Taking News of Celebrity Deaths to Heart

Premier Health Now

The loss of two pop icons two days apart — actress Carrie Fisher and singer George Michael — has left a hole in many fans’ hearts. Especially at this time of year.

And the news that heart disease had a role in both stars’ deaths hits close to home: Heart disease can affect anyone. 

What else can we learn from this for our and our loved one’s health? We talked with Mukul Chandra, MD, of Miami Valley Cardiologists, for his thoughts.

“About a quarter of a million people die each year of a sudden cardiac event,” he says. Dr. Chandra doesn’t know the details of Carrie Fisher’s and George Michael’s cases. But sudden cardiac arrests typically involve what he describes to his patients as “pumping,” “plumbing” or “electrical” issues:

  • Pumping: A sudden failure of the heart muscle from heart enlargement due to a variety of causes, including high blood pressure and heart attacks.
  • Plumbing: Narrowing of the arteries or a blood clot in the coronary arteries that interrupts blood flow to the heart, causing a heart attack
  • Electrical: An irregular heart rhythm, called ventricular fibrillation, in the lower chambers of the heart 

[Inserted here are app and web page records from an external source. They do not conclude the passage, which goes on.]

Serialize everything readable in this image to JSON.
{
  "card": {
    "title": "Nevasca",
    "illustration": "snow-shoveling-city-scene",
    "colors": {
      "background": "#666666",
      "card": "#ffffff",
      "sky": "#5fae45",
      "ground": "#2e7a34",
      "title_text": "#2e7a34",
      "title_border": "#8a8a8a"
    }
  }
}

And Dr. Chandra has good news for the holidays and any time of year: “Eighty percent of heart disease deaths are preventable if you control the risk factors, such as blood pressure, cholesterol, obesity and diabetes.”  Where to start? 

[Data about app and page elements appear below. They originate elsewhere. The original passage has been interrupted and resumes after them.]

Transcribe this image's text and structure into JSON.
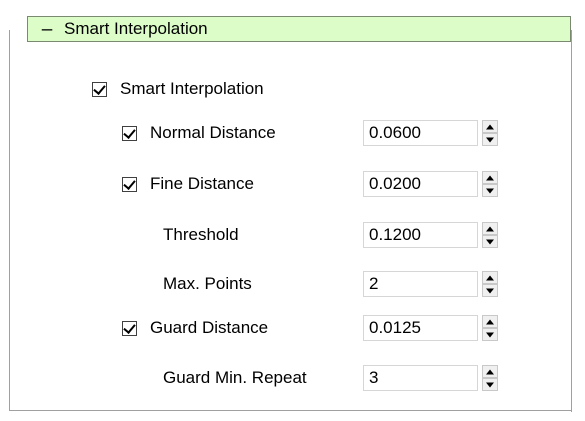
{
  "group": {
    "title": "Smart Interpolation",
    "collapse_symbol": "–"
  },
  "smart_interpolation": {
    "label": "Smart Interpolation",
    "checked": true
  },
  "fields": [
    {
      "label": "Normal Distance",
      "value": "0.0600",
      "checkbox": true,
      "checked": true
    },
    {
      "label": "Fine Distance",
      "value": "0.0200",
      "checkbox": true,
      "checked": true
    },
    {
      "label": "Threshold",
      "value": "0.1200",
      "checkbox": false
    },
    {
      "label": "Max. Points",
      "value": "2",
      "checkbox": false
    },
    {
      "label": "Guard Distance",
      "value": "0.0125",
      "checkbox": true,
      "checked": true
    },
    {
      "label": "Guard Min. Repeat",
      "value": "3",
      "checkbox": false
    }
  ],
  "colors": {
    "header_bg": "#dcfcc8",
    "border": "#a0a0a0"
  }
}
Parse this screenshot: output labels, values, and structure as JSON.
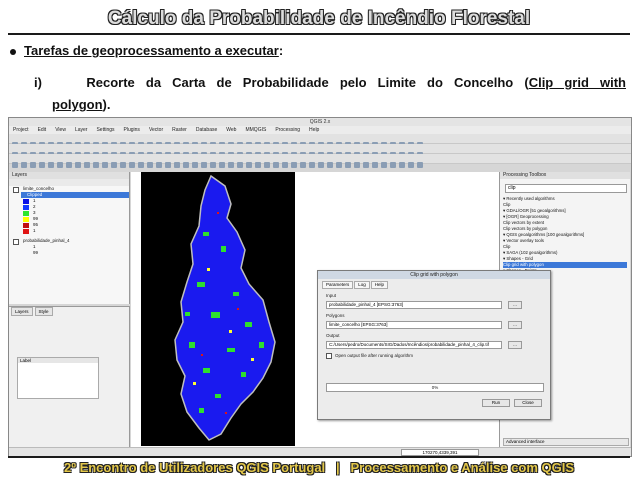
{
  "slide": {
    "title": "Cálculo da Probabilidade de Incêndio Florestal",
    "bullet_link": "Tarefas de geoprocessamento a executar",
    "bullet_colon": ":",
    "item_prefix": "i)",
    "item_text": "Recorte da Carta de Probabilidade pelo Limite do Concelho (",
    "item_link_a": "Clip grid with",
    "item_link_b": "polygon",
    "item_end": ").",
    "footer_left": "2º Encontro de Utilizadores QGIS Portugal",
    "footer_sep": "|",
    "footer_right": "Processamento e Análise com QGIS"
  },
  "qgis": {
    "window_title": "QGIS 2.x",
    "menus": [
      "Project",
      "Edit",
      "View",
      "Layer",
      "Settings",
      "Plugins",
      "Vector",
      "Raster",
      "Database",
      "Web",
      "MMQGIS",
      "Processing",
      "Help"
    ],
    "layers_panel_title": "Layers",
    "layers": [
      {
        "name": "limite_concelho",
        "checked": true
      },
      {
        "name": "Clipped",
        "selected": true,
        "checked": true
      }
    ],
    "legend_classes": [
      {
        "label": "1",
        "color": "#0a10e6"
      },
      {
        "label": "2",
        "color": "#1438ff"
      },
      {
        "label": "3",
        "color": "#2de62d"
      },
      {
        "label": "99",
        "color": "#ffff00"
      },
      {
        "label": "95",
        "color": "#c01010"
      },
      {
        "label": "1",
        "color": "#e01414"
      }
    ],
    "second_layer": "probabilidade_pinhal_4",
    "second_classes": [
      "1",
      "99"
    ],
    "style_panel_tabs": [
      "Layers",
      "Style"
    ],
    "style_list_header": "Label",
    "toolbox_title": "Processing Toolbox",
    "toolbox_search": "clip",
    "toolbox_tree": [
      "▾ Recently used algorithms",
      "   Clip",
      "▾ GDAL/OGR [51 geoalgorithms]",
      "  ▾ [OGR] Geoprocessing",
      "     Clip vectors by extent",
      "     Clip vectors by polygon",
      "▾ QGIS geoalgorithms [100 geoalgorithms]",
      "  ▾ Vector overlay tools",
      "     Clip",
      "▾ SAGA (102 geoalgorithms)",
      "  ▾ Shapes - Grid",
      "     Clip grid with polygon",
      "  ▾ Shapes - Points",
      "     Clip points with polygon"
    ],
    "toolbox_highlight_index": 11,
    "advanced_label": "Advanced interface",
    "status_coord": "170270,4339,391",
    "dialog": {
      "title": "Clip grid with polygon",
      "tabs": [
        "Parameters",
        "Log",
        "Help"
      ],
      "input_label": "Input",
      "input_value": "probabilidade_pinhal_4 [EPSG:3763]",
      "polygons_label": "Polygons",
      "polygons_value": "limite_concelho [EPSG:3763]",
      "output_label": "Output",
      "output_value": "C:/Users/pedro/Documents/SIG/Dados/Incêndios/probabilidade_pinhal_4_clip.tif",
      "open_output": "Open output file after running algorithm",
      "btn_browse": "...",
      "progress_pct": 0,
      "progress_text": "0%",
      "run_label": "Run",
      "close_label": "Close"
    }
  }
}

See your family doctor, he recommends, to monitor your health and help you find ways to protect your heart. For instance, he recommends a nutritious diet, weight control, exercise, stress management and controlling risk factors. People with a family history of early heart disease should be particularly careful.

Another take away, he says: “Everyone should know CPR.” That is, cardiopulmonary resuscitation. A medic on board the flight in which Carrie Fisher suffered a heart attack administered CPR before paramedics arrived to take her to the hospital. 

Another note about heart-related deaths: They’re about five percent more likely around Christmas and New Year’s, research studies show. Stress, lack of exercise and excess food and alcohol consumption contribute. And the risk is greater if you have high blood pressure.